4 stars (out of 5)

1

UltraistaA remix album that surpasses the original recording is a rarity indeed. For a relatively small scale, indie electronic band like Ultraista it feels perfunctory to issue one at some point and along with contemporaries such as Au Revoir Simone and Lali Puna, as well as big hitters like Bjork and Lady Gaga, the thing they all have in common is wildly varying levels of success and are all too often the ultimate exercise in self- indulgence.

Ultraista’s self-titled album, from which the remixers all derive their source material, was released last October and considering the enticing concept of Thom Yorke’s right hand man, Nigel Godrich, making female vocal lead electronica, the actual reception was not entirely ecstatic. It was glitchy and introverted, not necessarily intended on occasion I’m sure and partly due to Laura Bettinson’s vocals often being quietly pushed back into the mix, which undermined the impact of some of the stronger melodies. The main problem of what is still an interesting and thoughtful album is that, apart for the trip (predominantly) hop of slowed down “Party Line”, it was an album with little variation of beat, rhythm or structure.
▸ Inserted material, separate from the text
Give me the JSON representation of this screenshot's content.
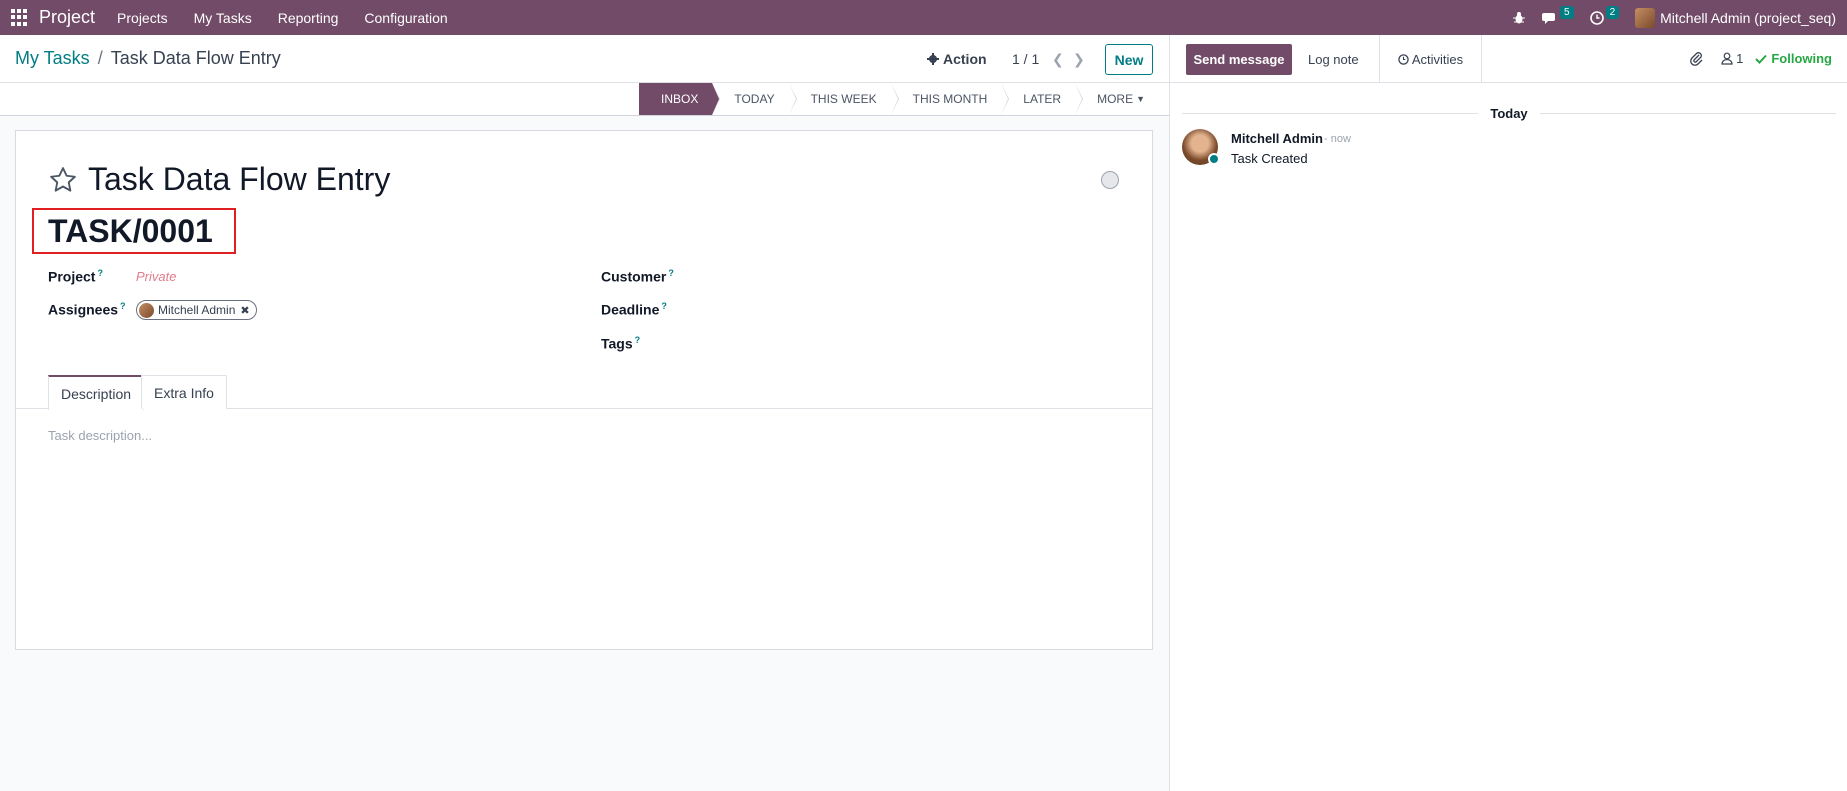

This album then is the ideal companion piece, bringing out the necessary colour and bite.

All ten of the original songs get a new treatment and unlike many other remix excursions there aren’t six versions of one particular track leading to repetitive ear strain injury early on (there are additional versions on the digital version though), with the majority thankfully not exceeding the five minute mark. “Smalltalk (Four Tet)” may stutter and rattle enthusiastically but the melody which was previously implied but not exploited now shines through and “Party Line(Canon Blue)” brings Bettinson’s vocal out of hiding and makes it a tight, bright thrill; the same applies to the now delightfully menacing “Easier (Zammuto)”.
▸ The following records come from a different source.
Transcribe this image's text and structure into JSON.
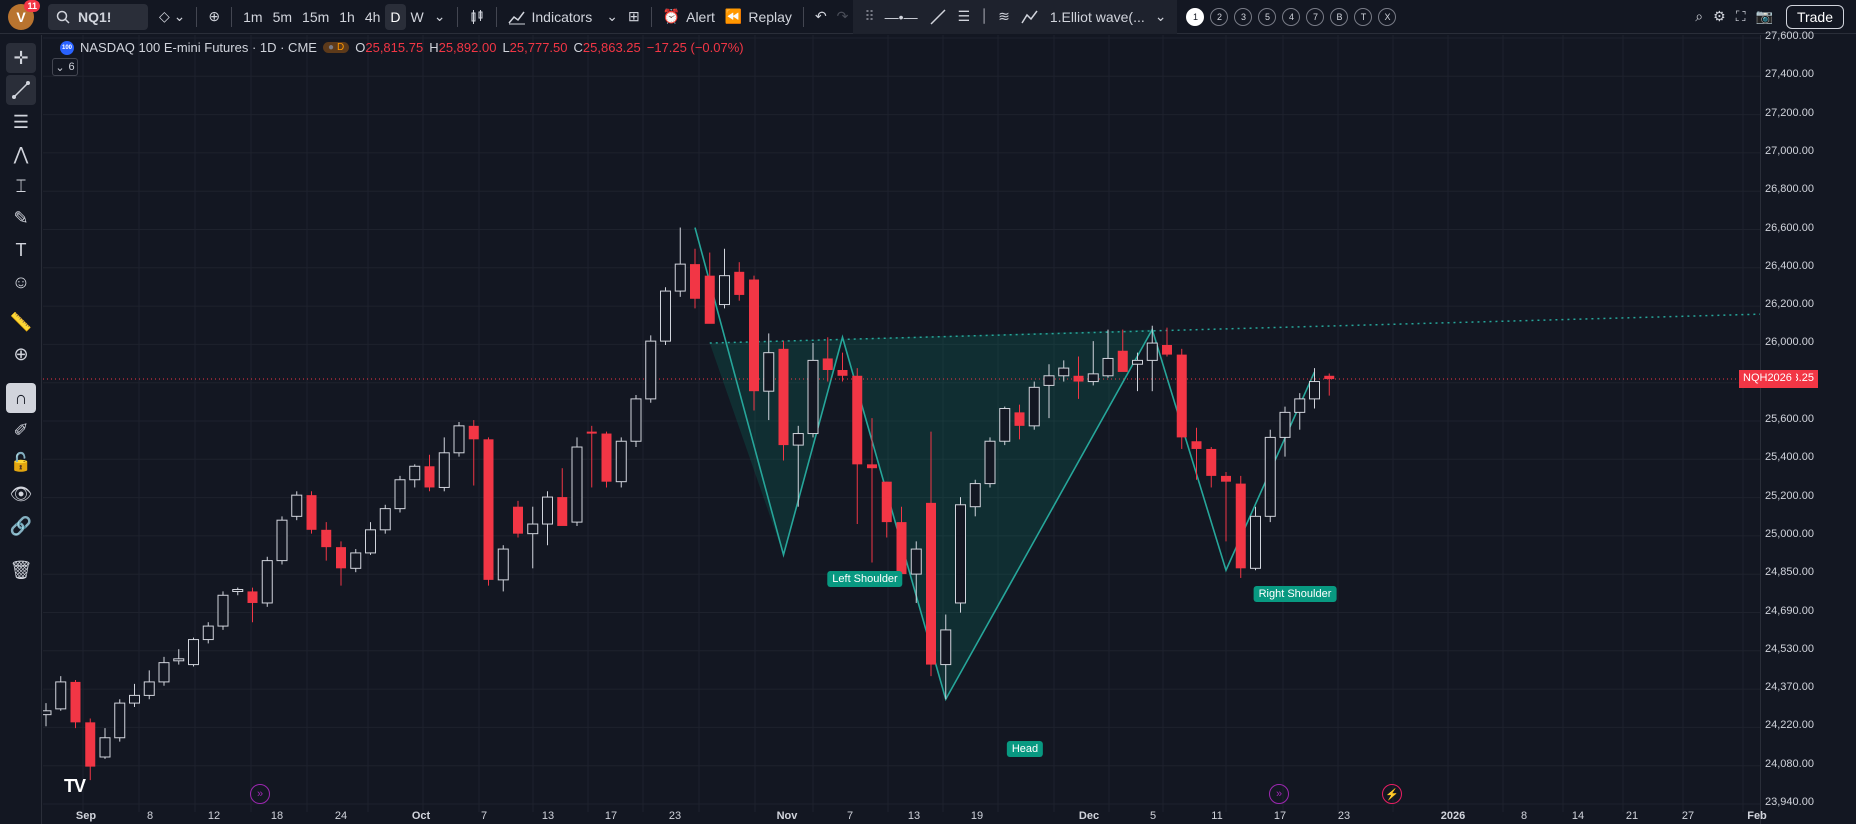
{
  "toolbar": {
    "avatar_letter": "V",
    "notifications": "11",
    "symbol": "NQ1!",
    "timeframes": [
      "1m",
      "5m",
      "15m",
      "1h",
      "4h",
      "D",
      "W"
    ],
    "active_timeframe": "D",
    "indicators_label": "Indicators",
    "alert_label": "Alert",
    "replay_label": "Replay",
    "drawing_name": "1.Elliot wave(...",
    "wave_numbers": [
      "1",
      "2",
      "3",
      "5",
      "4",
      "7",
      "B",
      "T",
      "X"
    ],
    "trade_label": "Trade"
  },
  "legend": {
    "title": "NASDAQ 100 E-mini Futures · 1D · CME",
    "symbol_icon": "100",
    "badge": "D",
    "open_k": "O",
    "open_v": "25,815.75",
    "high_k": "H",
    "high_v": "25,892.00",
    "low_k": "L",
    "low_v": "25,777.50",
    "close_k": "C",
    "close_v": "25,863.25",
    "change": "−17.25 (−0.07%)",
    "collapse_count": "6"
  },
  "price_axis": {
    "labels": [
      "27,600.00",
      "27,400.00",
      "27,200.00",
      "27,000.00",
      "26,800.00",
      "26,600.00",
      "26,400.00",
      "26,200.00",
      "26,000.00",
      "25,800.00",
      "25,600.00",
      "25,400.00",
      "25,200.00",
      "25,000.00",
      "24,850.00",
      "24,690.00",
      "24,530.00",
      "24,370.00",
      "24,220.00",
      "24,080.00",
      "23,940.00"
    ],
    "last_price": "25,863.25",
    "contract": "NQH2026"
  },
  "time_axis": {
    "labels": [
      "Sep",
      "8",
      "12",
      "18",
      "24",
      "Oct",
      "7",
      "13",
      "17",
      "23",
      "Nov",
      "7",
      "13",
      "19",
      "Dec",
      "5",
      "11",
      "17",
      "23",
      "2026",
      "8",
      "14",
      "21",
      "27",
      "Feb"
    ],
    "bold_labels": [
      "Sep",
      "Oct",
      "Nov",
      "Dec",
      "2026",
      "Feb"
    ]
  },
  "pattern_labels": {
    "left_shoulder": "Left Shoulder",
    "head": "Head",
    "right_shoulder": "Right Shoulder"
  },
  "colors": {
    "up": "#089981",
    "down": "#f23645",
    "pattern": "#089981"
  },
  "chart_data": {
    "type": "candlestick",
    "title": "NASDAQ 100 E-mini Futures · 1D · CME",
    "yrange": [
      23900,
      27650
    ],
    "candles": [
      {
        "o": 24120,
        "h": 24180,
        "l": 24060,
        "c": 24140
      },
      {
        "o": 24150,
        "h": 24320,
        "l": 24140,
        "c": 24290
      },
      {
        "o": 24290,
        "h": 24300,
        "l": 24050,
        "c": 24080
      },
      {
        "o": 24080,
        "h": 24100,
        "l": 23780,
        "c": 23850
      },
      {
        "o": 23900,
        "h": 24050,
        "l": 23890,
        "c": 24000
      },
      {
        "o": 24000,
        "h": 24200,
        "l": 23980,
        "c": 24180
      },
      {
        "o": 24180,
        "h": 24280,
        "l": 24160,
        "c": 24220
      },
      {
        "o": 24220,
        "h": 24350,
        "l": 24200,
        "c": 24290
      },
      {
        "o": 24290,
        "h": 24420,
        "l": 24270,
        "c": 24390
      },
      {
        "o": 24400,
        "h": 24460,
        "l": 24380,
        "c": 24410
      },
      {
        "o": 24380,
        "h": 24520,
        "l": 24370,
        "c": 24510
      },
      {
        "o": 24510,
        "h": 24600,
        "l": 24490,
        "c": 24580
      },
      {
        "o": 24580,
        "h": 24760,
        "l": 24560,
        "c": 24740
      },
      {
        "o": 24760,
        "h": 24780,
        "l": 24740,
        "c": 24770
      },
      {
        "o": 24760,
        "h": 24780,
        "l": 24600,
        "c": 24700
      },
      {
        "o": 24700,
        "h": 24940,
        "l": 24680,
        "c": 24920
      },
      {
        "o": 24920,
        "h": 25150,
        "l": 24900,
        "c": 25130
      },
      {
        "o": 25150,
        "h": 25280,
        "l": 25130,
        "c": 25260
      },
      {
        "o": 25260,
        "h": 25280,
        "l": 25060,
        "c": 25080
      },
      {
        "o": 25080,
        "h": 25120,
        "l": 24920,
        "c": 24990
      },
      {
        "o": 24990,
        "h": 25020,
        "l": 24790,
        "c": 24880
      },
      {
        "o": 24880,
        "h": 24980,
        "l": 24860,
        "c": 24960
      },
      {
        "o": 24960,
        "h": 25120,
        "l": 24950,
        "c": 25080
      },
      {
        "o": 25080,
        "h": 25210,
        "l": 25060,
        "c": 25190
      },
      {
        "o": 25190,
        "h": 25360,
        "l": 25170,
        "c": 25340
      },
      {
        "o": 25340,
        "h": 25420,
        "l": 25300,
        "c": 25410
      },
      {
        "o": 25410,
        "h": 25470,
        "l": 25280,
        "c": 25300
      },
      {
        "o": 25300,
        "h": 25560,
        "l": 25280,
        "c": 25480
      },
      {
        "o": 25480,
        "h": 25640,
        "l": 25460,
        "c": 25620
      },
      {
        "o": 25620,
        "h": 25650,
        "l": 25310,
        "c": 25550
      },
      {
        "o": 25550,
        "h": 25560,
        "l": 24790,
        "c": 24820
      },
      {
        "o": 24820,
        "h": 25000,
        "l": 24760,
        "c": 24980
      },
      {
        "o": 25200,
        "h": 25230,
        "l": 25040,
        "c": 25060
      },
      {
        "o": 25060,
        "h": 25200,
        "l": 24880,
        "c": 25110
      },
      {
        "o": 25110,
        "h": 25280,
        "l": 25000,
        "c": 25250
      },
      {
        "o": 25250,
        "h": 25400,
        "l": 25150,
        "c": 25100
      },
      {
        "o": 25120,
        "h": 25560,
        "l": 25100,
        "c": 25510
      },
      {
        "o": 25590,
        "h": 25620,
        "l": 25300,
        "c": 25580
      },
      {
        "o": 25580,
        "h": 25590,
        "l": 25300,
        "c": 25330
      },
      {
        "o": 25330,
        "h": 25560,
        "l": 25300,
        "c": 25540
      },
      {
        "o": 25540,
        "h": 25780,
        "l": 25510,
        "c": 25760
      },
      {
        "o": 25760,
        "h": 26090,
        "l": 25740,
        "c": 26060
      },
      {
        "o": 26060,
        "h": 26340,
        "l": 26040,
        "c": 26320
      },
      {
        "o": 26320,
        "h": 26650,
        "l": 26290,
        "c": 26460
      },
      {
        "o": 26460,
        "h": 26540,
        "l": 26230,
        "c": 26280
      },
      {
        "o": 26400,
        "h": 26520,
        "l": 26160,
        "c": 26150
      },
      {
        "o": 26250,
        "h": 26540,
        "l": 26230,
        "c": 26400
      },
      {
        "o": 26420,
        "h": 26470,
        "l": 26270,
        "c": 26300
      },
      {
        "o": 26380,
        "h": 26400,
        "l": 25700,
        "c": 25800
      },
      {
        "o": 25800,
        "h": 26100,
        "l": 25650,
        "c": 26000
      },
      {
        "o": 26020,
        "h": 26060,
        "l": 25440,
        "c": 25520
      },
      {
        "o": 25520,
        "h": 25620,
        "l": 25200,
        "c": 25580
      },
      {
        "o": 25580,
        "h": 26050,
        "l": 25560,
        "c": 25960
      },
      {
        "o": 25970,
        "h": 26080,
        "l": 25850,
        "c": 25910
      },
      {
        "o": 25910,
        "h": 26000,
        "l": 25850,
        "c": 25880
      },
      {
        "o": 25880,
        "h": 25920,
        "l": 25110,
        "c": 25420
      },
      {
        "o": 25420,
        "h": 25660,
        "l": 24910,
        "c": 25400
      },
      {
        "o": 25330,
        "h": 25330,
        "l": 25040,
        "c": 25120
      },
      {
        "o": 25120,
        "h": 25200,
        "l": 24800,
        "c": 24850
      },
      {
        "o": 24850,
        "h": 25020,
        "l": 24700,
        "c": 24980
      },
      {
        "o": 25220,
        "h": 25590,
        "l": 24320,
        "c": 24380
      },
      {
        "o": 24380,
        "h": 24640,
        "l": 24200,
        "c": 24560
      },
      {
        "o": 24700,
        "h": 25250,
        "l": 24650,
        "c": 25210
      },
      {
        "o": 25200,
        "h": 25340,
        "l": 25150,
        "c": 25320
      },
      {
        "o": 25320,
        "h": 25560,
        "l": 25300,
        "c": 25540
      },
      {
        "o": 25540,
        "h": 25720,
        "l": 25520,
        "c": 25710
      },
      {
        "o": 25690,
        "h": 25730,
        "l": 25550,
        "c": 25620
      },
      {
        "o": 25620,
        "h": 25850,
        "l": 25600,
        "c": 25820
      },
      {
        "o": 25830,
        "h": 25940,
        "l": 25660,
        "c": 25880
      },
      {
        "o": 25880,
        "h": 25960,
        "l": 25850,
        "c": 25920
      },
      {
        "o": 25880,
        "h": 25980,
        "l": 25760,
        "c": 25850
      },
      {
        "o": 25850,
        "h": 26060,
        "l": 25830,
        "c": 25890
      },
      {
        "o": 25880,
        "h": 26120,
        "l": 25870,
        "c": 25970
      },
      {
        "o": 26010,
        "h": 26120,
        "l": 25920,
        "c": 25900
      },
      {
        "o": 25940,
        "h": 26000,
        "l": 25800,
        "c": 25960
      },
      {
        "o": 25960,
        "h": 26140,
        "l": 25800,
        "c": 26050
      },
      {
        "o": 26040,
        "h": 26130,
        "l": 25980,
        "c": 25990
      },
      {
        "o": 25990,
        "h": 26020,
        "l": 25500,
        "c": 25560
      },
      {
        "o": 25540,
        "h": 25610,
        "l": 25340,
        "c": 25500
      },
      {
        "o": 25500,
        "h": 25510,
        "l": 25300,
        "c": 25360
      },
      {
        "o": 25360,
        "h": 25380,
        "l": 25020,
        "c": 25330
      },
      {
        "o": 25320,
        "h": 25360,
        "l": 24830,
        "c": 24880
      },
      {
        "o": 24880,
        "h": 25200,
        "l": 24870,
        "c": 25150
      },
      {
        "o": 25150,
        "h": 25600,
        "l": 25120,
        "c": 25560
      },
      {
        "o": 25560,
        "h": 25720,
        "l": 25460,
        "c": 25690
      },
      {
        "o": 25690,
        "h": 25790,
        "l": 25600,
        "c": 25760
      },
      {
        "o": 25760,
        "h": 25920,
        "l": 25710,
        "c": 25850
      },
      {
        "o": 25880,
        "h": 25892,
        "l": 25777,
        "c": 25863
      }
    ],
    "pattern": {
      "name": "Head and Shoulders (inverse)",
      "points": [
        {
          "candle": 44,
          "price": 26650
        },
        {
          "candle": 50,
          "price": 24950
        },
        {
          "candle": 54,
          "price": 26080
        },
        {
          "candle": 61,
          "price": 24200
        },
        {
          "candle": 75,
          "price": 26120
        },
        {
          "candle": 80,
          "price": 24870
        },
        {
          "candle": 86,
          "price": 25900
        }
      ]
    }
  }
}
“Static Light”, always one of their strongest tracks, was originally swamped by synths and drones and now Matthew Herbert turns it into a buzzing, tumbling pop rush reminiscent of his more major production work with Bjork and Roisin Murphy. Oddly now becoming better known as a prolific remixer (how exactly did this happen?) than a film director, David Lynch brilliantly turns the averagely competent “Strange Formula” into a dusty and scuzzy blues drawl. “Bad Insect” and “Our Song” don’t fare as well, being overwrought drum and bass and blissed out coffee table respectively, but two out of ten ain’t bad.
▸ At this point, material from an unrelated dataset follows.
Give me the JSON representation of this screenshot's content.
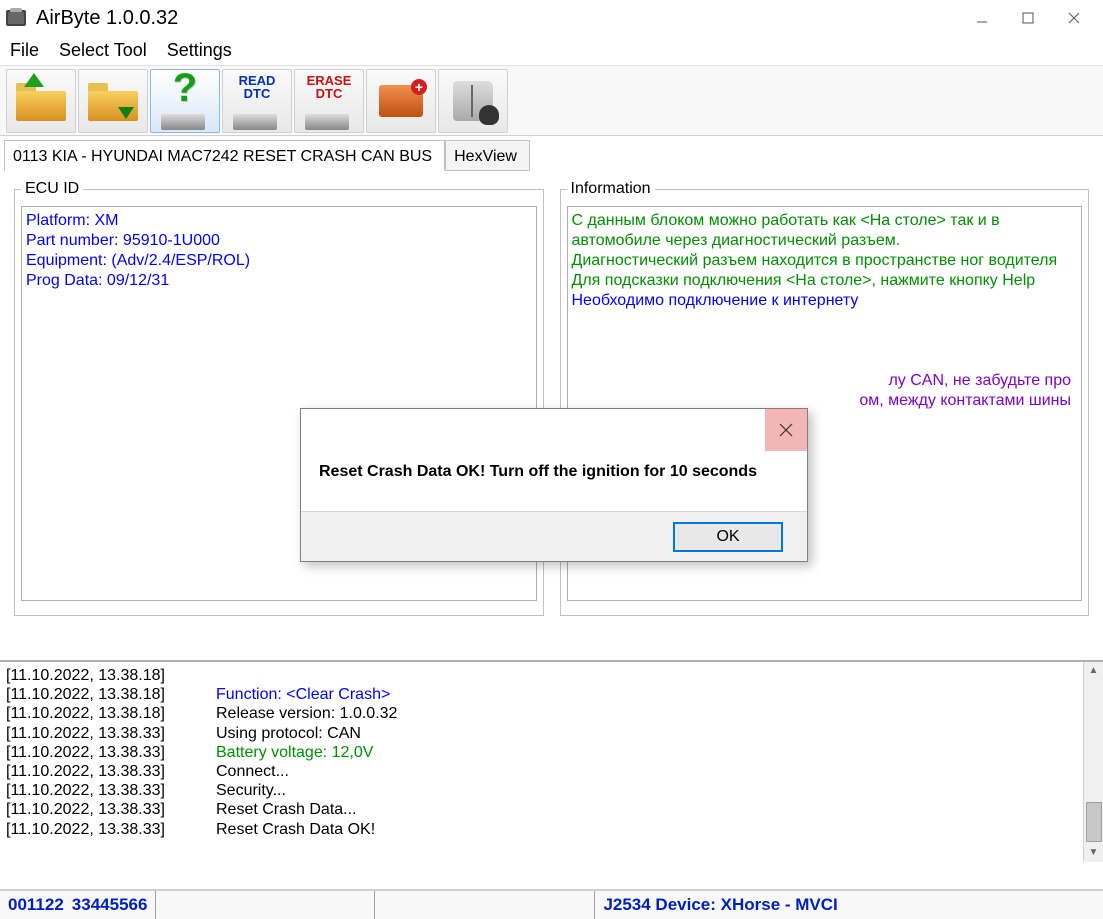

In many ways a template for the successful remix project, Ultraista have proved that there is still life in what is a really a marketing tool if quality control is paramount and the DNA of the original material remains; this is certainly the case here. This collection is cohesive and thoughtfully complied and if it in fact had been released in this format, it might have succeeded in making a stronger impression than the original recordings themselves. As it stands, the remixers have done an exceptional job in exposing Ultraista as the dynamic, quietly foreboding band that they have the potential to be.